Montag: Alone, Not Alone
Not having heard Antoine Bédard's first Montag outing Are you a Friend? (Gooom Disques, 2002) but duly prompted by the 'monster'-like moniker, I thought that Alone, Not Alone might be electronic music of the crushingly noisy and cranium-shattering type—a totally wrong guess, it turns out, as the recording is the exact opposite: an utterly captivating collection of ‘60s-flavoured pop songs coloured by all the breeziness such a description entails. While Montag's sound might recall that of Stereolab and Broadcast, there isn't a hint of irony or pastiche in Bédard's music; it's entirely heartfelt and intimate, similar in spirit to recent albums by Khonnor and Boy in Static, other notable progenitors of a new wave of innocent electropop. Bédard distinguishes himself from his contemporaries, though, by judiciously enhancing his songs with subtle electronic touches as opposed to smothering songs with glitchy static; he brings a more pronounced orchestral dimension to the album too by liberally drawing from a 'classical-music sound bank' of samples of seventeen instruments played by musicians from the Conservatoire de Montréal. And, though mastered by Sixtoo, there's not a trace of hip-hop to be heard on this relatively short thirty-seven minute album.

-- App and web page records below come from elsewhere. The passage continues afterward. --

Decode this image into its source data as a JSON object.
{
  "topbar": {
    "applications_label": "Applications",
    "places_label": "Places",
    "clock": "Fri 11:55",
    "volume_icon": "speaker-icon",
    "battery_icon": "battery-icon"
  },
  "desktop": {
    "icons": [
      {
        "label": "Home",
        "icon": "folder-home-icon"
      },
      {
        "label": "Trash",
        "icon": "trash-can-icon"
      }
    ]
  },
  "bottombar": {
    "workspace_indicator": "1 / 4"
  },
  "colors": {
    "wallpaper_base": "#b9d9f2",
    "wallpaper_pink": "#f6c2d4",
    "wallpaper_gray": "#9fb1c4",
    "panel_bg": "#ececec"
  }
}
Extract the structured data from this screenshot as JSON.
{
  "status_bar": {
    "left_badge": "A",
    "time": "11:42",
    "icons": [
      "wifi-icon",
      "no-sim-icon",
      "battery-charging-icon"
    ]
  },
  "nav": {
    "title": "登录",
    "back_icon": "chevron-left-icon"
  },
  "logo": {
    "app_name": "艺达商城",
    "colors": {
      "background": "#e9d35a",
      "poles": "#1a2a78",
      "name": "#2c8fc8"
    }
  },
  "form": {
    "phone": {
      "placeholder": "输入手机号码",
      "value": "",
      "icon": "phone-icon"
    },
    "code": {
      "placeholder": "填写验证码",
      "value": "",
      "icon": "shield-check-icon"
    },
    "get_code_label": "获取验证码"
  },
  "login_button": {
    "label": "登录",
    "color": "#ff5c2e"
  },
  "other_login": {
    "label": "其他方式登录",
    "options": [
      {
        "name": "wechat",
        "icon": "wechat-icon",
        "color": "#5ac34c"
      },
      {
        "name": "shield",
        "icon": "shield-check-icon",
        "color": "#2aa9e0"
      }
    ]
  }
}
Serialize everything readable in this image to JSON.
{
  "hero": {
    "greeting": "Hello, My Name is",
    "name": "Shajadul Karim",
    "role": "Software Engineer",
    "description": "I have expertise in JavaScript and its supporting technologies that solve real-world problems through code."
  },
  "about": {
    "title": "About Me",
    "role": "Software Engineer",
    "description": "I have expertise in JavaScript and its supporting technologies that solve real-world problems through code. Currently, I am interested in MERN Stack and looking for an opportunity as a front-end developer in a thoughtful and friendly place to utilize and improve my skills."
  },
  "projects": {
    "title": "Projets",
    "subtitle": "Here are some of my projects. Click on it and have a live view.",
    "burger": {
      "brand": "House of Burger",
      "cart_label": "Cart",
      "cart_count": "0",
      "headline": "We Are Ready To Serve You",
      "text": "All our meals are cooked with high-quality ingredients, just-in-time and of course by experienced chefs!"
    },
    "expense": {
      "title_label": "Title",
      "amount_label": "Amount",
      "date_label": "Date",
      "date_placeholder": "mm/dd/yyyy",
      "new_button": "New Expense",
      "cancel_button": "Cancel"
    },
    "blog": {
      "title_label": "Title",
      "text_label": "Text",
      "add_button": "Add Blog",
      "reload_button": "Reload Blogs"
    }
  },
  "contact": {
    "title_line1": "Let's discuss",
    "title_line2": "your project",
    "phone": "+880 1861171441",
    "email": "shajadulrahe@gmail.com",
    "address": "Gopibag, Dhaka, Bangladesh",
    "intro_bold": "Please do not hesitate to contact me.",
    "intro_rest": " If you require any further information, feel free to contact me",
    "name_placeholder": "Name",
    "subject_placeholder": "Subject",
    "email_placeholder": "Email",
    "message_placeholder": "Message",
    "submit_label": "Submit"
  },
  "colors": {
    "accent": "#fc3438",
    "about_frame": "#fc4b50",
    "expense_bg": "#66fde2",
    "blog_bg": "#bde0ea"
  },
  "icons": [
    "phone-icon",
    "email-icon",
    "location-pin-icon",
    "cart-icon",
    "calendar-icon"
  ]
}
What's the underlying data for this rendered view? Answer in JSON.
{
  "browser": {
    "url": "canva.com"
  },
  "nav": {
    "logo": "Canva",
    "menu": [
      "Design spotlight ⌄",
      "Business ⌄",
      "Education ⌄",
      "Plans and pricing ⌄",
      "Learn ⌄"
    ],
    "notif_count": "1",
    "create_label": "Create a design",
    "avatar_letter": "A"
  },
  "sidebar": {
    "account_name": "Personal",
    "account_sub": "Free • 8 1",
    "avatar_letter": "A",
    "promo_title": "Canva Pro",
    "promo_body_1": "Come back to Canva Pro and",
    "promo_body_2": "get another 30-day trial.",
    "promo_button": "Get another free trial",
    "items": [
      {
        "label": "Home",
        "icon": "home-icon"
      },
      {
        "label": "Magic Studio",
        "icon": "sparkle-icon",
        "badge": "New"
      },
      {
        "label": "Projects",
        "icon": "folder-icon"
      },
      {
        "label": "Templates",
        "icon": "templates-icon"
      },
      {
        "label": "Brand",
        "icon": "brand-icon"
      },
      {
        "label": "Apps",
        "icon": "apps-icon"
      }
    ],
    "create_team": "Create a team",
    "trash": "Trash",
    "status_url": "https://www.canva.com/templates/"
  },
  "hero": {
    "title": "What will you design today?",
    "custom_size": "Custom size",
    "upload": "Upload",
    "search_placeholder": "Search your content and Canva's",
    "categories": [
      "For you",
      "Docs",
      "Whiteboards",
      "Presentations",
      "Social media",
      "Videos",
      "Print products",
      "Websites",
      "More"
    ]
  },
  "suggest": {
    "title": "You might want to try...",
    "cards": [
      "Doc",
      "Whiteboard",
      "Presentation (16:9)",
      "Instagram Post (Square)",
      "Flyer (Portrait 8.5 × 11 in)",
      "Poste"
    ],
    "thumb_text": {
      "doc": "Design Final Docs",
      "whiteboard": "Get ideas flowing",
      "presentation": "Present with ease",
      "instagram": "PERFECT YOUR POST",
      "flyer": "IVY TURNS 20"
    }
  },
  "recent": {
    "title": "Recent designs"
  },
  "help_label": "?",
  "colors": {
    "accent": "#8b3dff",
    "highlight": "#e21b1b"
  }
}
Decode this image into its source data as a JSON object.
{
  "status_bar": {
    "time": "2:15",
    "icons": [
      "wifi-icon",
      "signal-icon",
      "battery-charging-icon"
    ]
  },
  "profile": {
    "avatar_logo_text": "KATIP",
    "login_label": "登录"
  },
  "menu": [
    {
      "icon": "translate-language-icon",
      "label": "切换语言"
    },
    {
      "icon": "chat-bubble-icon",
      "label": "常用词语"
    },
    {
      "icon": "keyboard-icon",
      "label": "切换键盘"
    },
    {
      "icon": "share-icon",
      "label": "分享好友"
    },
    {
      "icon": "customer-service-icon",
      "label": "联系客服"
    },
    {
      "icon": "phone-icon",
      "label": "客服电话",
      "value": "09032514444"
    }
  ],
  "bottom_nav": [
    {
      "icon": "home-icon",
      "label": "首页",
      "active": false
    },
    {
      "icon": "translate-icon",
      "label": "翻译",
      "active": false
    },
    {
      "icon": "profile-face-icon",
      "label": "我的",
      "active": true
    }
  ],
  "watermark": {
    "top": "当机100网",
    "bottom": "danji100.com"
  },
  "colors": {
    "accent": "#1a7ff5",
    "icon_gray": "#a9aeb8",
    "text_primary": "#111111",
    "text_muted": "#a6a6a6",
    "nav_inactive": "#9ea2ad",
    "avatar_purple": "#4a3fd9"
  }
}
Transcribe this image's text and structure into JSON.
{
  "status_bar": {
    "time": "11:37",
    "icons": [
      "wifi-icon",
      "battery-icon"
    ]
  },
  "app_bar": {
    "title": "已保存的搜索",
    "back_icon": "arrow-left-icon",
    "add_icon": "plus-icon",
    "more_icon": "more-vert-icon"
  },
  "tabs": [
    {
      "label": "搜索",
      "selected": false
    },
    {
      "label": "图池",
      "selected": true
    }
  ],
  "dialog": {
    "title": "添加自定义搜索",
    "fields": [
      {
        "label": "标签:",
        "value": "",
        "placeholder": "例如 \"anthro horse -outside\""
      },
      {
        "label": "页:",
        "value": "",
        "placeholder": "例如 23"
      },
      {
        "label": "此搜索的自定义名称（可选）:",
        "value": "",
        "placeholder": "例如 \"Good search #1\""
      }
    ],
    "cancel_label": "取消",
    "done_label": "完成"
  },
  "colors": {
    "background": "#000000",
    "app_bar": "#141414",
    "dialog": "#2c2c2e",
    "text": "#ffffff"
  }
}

Bédard frames the album with instrumental pieces and adds others throughout to break up the numerous vocal tracks. In between the ambient orchestral-electronic overture (“Le temps d'observer les voies ouvertes”) and the gently sweeping (untitled) coda, instrumentals range between dreamy ballads (“Exit Mélodie,” “Temps Partiel,” “Figures of a New Color”) filled with rich interweaves of harpsichords, organs, strings, and electronics and slightly more aggressive, uptempo pieces like “Time Difference II.” Representative of the instrumentals' generally dreamy feel, the paradisiacal oasis “Les choses se placent” pairs a glitchy backing of piano and electronics with violincello sawing and a meandering vocodered treatment that recalls Nobukazu Takemura.
While the impact of the album relies less on individual songs and more its cumulative impression, certain songs, especially those with singing, do stand out. “Grand Luxe” evokes a gentle ‘60s pop feel by pairing Ariel Engle's singing with Bédard's equally delicate vocals over a sparkling mix of ringing cymbals, music box sprinkles, organs, and electronics. Similar in spirit, the harpsichord-driven “Perfect Vision” finds Bédard dueting with Amy Millan (Stars and Broken Social Scene) on a song whose breezy melodies recall Stereolab; accompanied by a dense, celestial arrangement of electronics and harpsichords, Millan's gentle vocals also appear on the sunny “Angles, Country & Terrain Connu.” While Bédard is clearly the least accomplished singer of the three, “All I See” provides the perfect vehicle for his soft delivery as he wistfully utters “I have a mind full of you” against a lush backing of glistening harp strums, acoustic guitars, and flute.
Obviously, music of such unadorned innocence won't possess universal appeal; it's easy to visualize a certain kind of listener, for example, cringing at the musical description in the last sentence. But Bédard's album was equally obviously not created with that listener in mind. Those, on the other hand, with an open-hearted appetite for naïve melodies, enchanting pop, and celestial arrangements will discover much to love about the tiny pocket symphonies of Alone, Not Alone.